Arepas have several regional variations, and their names might change depending on the location. Here are some examples:
- Colombian: Often thinner than their Venezuelan counterparts, Colombian arepas are typically served with butter and cheese or filled with ingredients such as eggs, meat, or avocado.
- Venezuelan: Thicker and with a wider variety of fillings, Venezuelan arepas can be found with unique names like Reina Pepiada (chicken and avocado) or Pabellón (shredded meat, black beans, and plantains).
- Dominican: Distinct from the Colombian and Venezuelan varieties, Dominican arepas are sweet, made from cornmeal, and often mixed with sugar, milk, and aniseed, and then deep-fried.
How to Make Arepas
- Cornmeal: Use pre-cooked cornmeal, also known as masarepa or arepa flour.
- Water: You will combine the cornmeal with warm water to form the dough.
- Salt: Add salt to taste, typically around ½ teaspoon for every cup of cornmeal used.
- In a bowl, mix 2 cups of pre-cooked cornmeal, 2½ cups of warm water, and 1 teaspoon of salt.
- Let the mixture sit for about 5 minutes, allowing the cornmeal to absorb the water.

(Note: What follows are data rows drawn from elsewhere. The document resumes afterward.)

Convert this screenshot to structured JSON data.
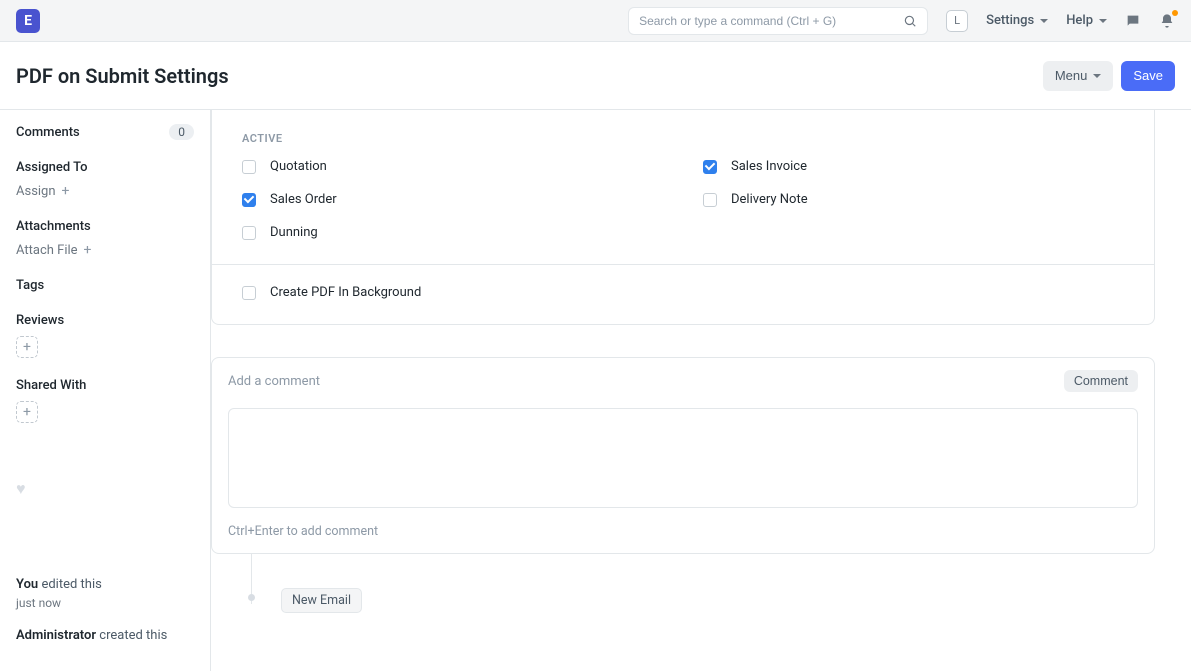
{
  "navbar": {
    "logo_letter": "E",
    "search_placeholder": "Search or type a command (Ctrl + G)",
    "avatar_letter": "L",
    "settings_label": "Settings",
    "help_label": "Help"
  },
  "page": {
    "title": "PDF on Submit Settings",
    "menu_btn": "Menu",
    "save_btn": "Save"
  },
  "sidebar": {
    "comments_label": "Comments",
    "comments_count": "0",
    "assigned_to_title": "Assigned To",
    "assign_action": "Assign",
    "attachments_title": "Attachments",
    "attach_action": "Attach File",
    "tags_title": "Tags",
    "reviews_title": "Reviews",
    "shared_title": "Shared With",
    "activity": [
      {
        "who": "You",
        "text": "edited this",
        "time": "just now"
      },
      {
        "who": "Administrator",
        "text": "created this",
        "time": ""
      }
    ]
  },
  "form": {
    "section_title": "ACTIVE",
    "checks": {
      "quotation": {
        "label": "Quotation",
        "checked": false
      },
      "sales_invoice": {
        "label": "Sales Invoice",
        "checked": true
      },
      "sales_order": {
        "label": "Sales Order",
        "checked": true
      },
      "delivery_note": {
        "label": "Delivery Note",
        "checked": false
      },
      "dunning": {
        "label": "Dunning",
        "checked": false
      },
      "create_bg": {
        "label": "Create PDF In Background",
        "checked": false
      }
    }
  },
  "comment_box": {
    "placeholder": "Add a comment",
    "button": "Comment",
    "hint": "Ctrl+Enter to add comment"
  },
  "timeline": {
    "new_email": "New Email"
  }
}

- Knead the dough until it’s smooth and pliable, adding more water or cornmeal if needed to achieve the right consistency.
- Divide the dough into equal portions and shape them into balls, then flatten them into round discs about ½ inch thick.
How to Cook
- Grill: Preheat your grill to medium heat. Make sure the grates are clean and lightly oiled to prevent sticking. Cook for about 5-7 minutes per side until they have grill marks and become slightly puffed.
- Fry: In a frying pan, heat about ½ inch of oil over medium heat. Once hot, add the arepas (without overcrowding) and fry for 2-3 minutes per side until they’re golden brown and crispy.
- Bake: Preheat your oven to 350°F. Place the arepas on a baking sheet lined with parchment paper and bake for 20-25 minutes or until they’re cooked through and slightly golden.
- Pan-fry: Heat a non-stick or cast-iron skillet over medium heat. Add a small amount of oil or butter, just enough to coat the surface of the pan lightly. Cook the arepas for about 5-7 minutes per side until they’re golden brown and crispy.
Remember to let the arepas cool slightly before serving, as they can be quite hot. Enjoy them with your favorite fillings, such as shredded meats, cheeses, avocado, or beans.
What are the ingredients in arepas?
Arepas are made with just a few basic ingredients: pre-cooked white cornmeal (known as masarepa), water, salt, and oil for frying or grilling. You can customize by adding spices, herbs, or cheeses to the dough for extra flavor.
What is the difference between Venezuelan and Colombian arepas?
While both Venezuelan and Colombian arepas have their roots in indigenous culinary traditions, they differ in how they are prepared and served. Venezuelan arepas are usually thicker and filled with a variety of ingredients, while Colombian ones tend to be thinner, often served unfilled and topped with butter or cheese.
What is the difference between a pupusa and an arepa?
A pupusa is a traditional Salvadoran dish made with corn masa, similar to an arepa. However, pupusas are typically stuffed with ingredients, such as beans, cheese, and pork, before being cooked. Arepas, on the other hand, are usually cooked first and then filled with various ingredients.
Can arepas be made with gluten-free ingredients?
Yes, they can easily be made gluten-free since the main ingredient, masarepa, is made from corn and free of gluten. Just make sure to check the label to ensure your pre-cooked cornmeal is certified gluten-free.
What types of fillings can be found in arepas?
The possibilities for fillings are endless! Popular fillings include shredded beef, chicken, or pork, black beans, cheese, avocado, eggs, and even sweet plantains.
How is arepa flour different from regular flour?
Arepa flour, or masarepa, is made from pre-cooked white cornmeal. It is specifically processed for making arepas and has a unique texture and flavor that differs from regular flour. This special cornmeal absorbs water easily, allowing it to form a dough that can be easily shaped and cooked while still remaining soft and moist on the inside. Regular wheat flour cannot be used to make arepas, as it does not share these properties.